Then the hard times came. A [liberal arts] education started running cracks through the mortar of my assumptions. Suffering--my own, and that of the world at large--tore at the bricks so carefully laid. A deep spiritual and emotional darkness descended over my life, and crumbled the few remaining bits of wall. When light at last began to dawn, I found myself disoriented, standing in a heap of rubble, with dust and smoke drifting past me into the obscure distance.
Out of the haze, I eventually began to discern other figures. They stood amidst their own heaps of rubble, shaking their heads and sorting the confusion of their own crumbled faith. Many of them dusted themselves off and began to walk away. Some chose to walk in the direction of the receding darkness, while others followed the rays of light that cut through the swirling dust. Still others slowly began rebuilding, right where they stood. They lifted each brick, brushed it off, and put it back in place.

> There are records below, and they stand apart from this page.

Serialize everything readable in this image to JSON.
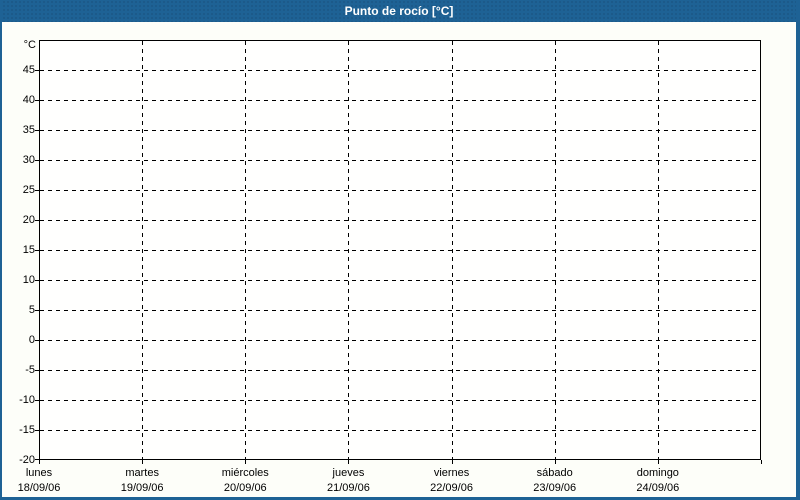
{
  "window": {
    "title": "Punto de rocío [°C]"
  },
  "colors": {
    "frame_and_titlebar_blue": "#1e6295",
    "title_text": "#ffffff",
    "grid_and_labels": "#000000",
    "plot_background": "#fffffe",
    "page_background": "#fcfdf7"
  },
  "chart_data": {
    "type": "line",
    "title": "Punto de rocío [°C]",
    "ylabel": "°C",
    "ylim": [
      -20,
      50
    ],
    "ytick_step": 5,
    "ygrid_ticks": [
      45,
      40,
      35,
      30,
      25,
      20,
      15,
      10,
      5,
      0,
      -5,
      -10,
      -15
    ],
    "y_bottom_edge_tick": -20,
    "grid": "dashed",
    "legend": "none",
    "x_categories": [
      {
        "day": "lunes",
        "date": "18/09/06"
      },
      {
        "day": "martes",
        "date": "19/09/06"
      },
      {
        "day": "miércoles",
        "date": "20/09/06"
      },
      {
        "day": "jueves",
        "date": "21/09/06"
      },
      {
        "day": "viernes",
        "date": "22/09/06"
      },
      {
        "day": "sábado",
        "date": "23/09/06"
      },
      {
        "day": "domingo",
        "date": "24/09/06"
      }
    ],
    "series": []
  }
}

As for myself, I spent quite a while in that rubble. I was angry about it, I grieved the loss of my wall, and I watched closely what others were doing. Then, almost without knowing it, I picked up one of my bricks and laid it on the ground in front of me. I laid another after that, and then another. Over time, I found I was laying a path. Not a path with a definite destination, to be clear, but one that circled and wove its way through (and perhaps beyond) the debris. I'm still laying that path, dusting off the old bricks, mixing in a few new ones, even occasionally stepping off the pavers into the mud. It has turned out to be a confusing, hopeful, sometimes painful, joyful adventure - finding my way forward on this path of faith.
One of the greatest surprises of this stage of my faith has been the communion that has grown with other rubble-dwellers. Regardless of what we've chosen to do with our heaps of debris, we have in common this experience - our once trusted walls have crumbled, we have breathed the dust of their extinction. Our eyes have burned with the fine grit of crushed faith, and we have grieved the loss of what we once held dear. Our conversations grow out of deep empathy and shared questions. We have suffered, perhaps not together, or identically, but still alongside one another; we have learned of darkness and doubt and shock. As we chart our courses in the wake of this disaster, our parallel experiences draw us together.
Some of us will walk away, some of us will rebuild, some of us will survey the confusion indefinitely. So far, there seems to be no one "right way" to sort out this loss. While our future paths might lead in varied directions, we are comforted, and yes--blessed--by the privilege of this shared memory. What we may or may not do in the days to come remains to be seen, but this we do know: we are held together in the solidarity of the rubble.

(Photo used with permission,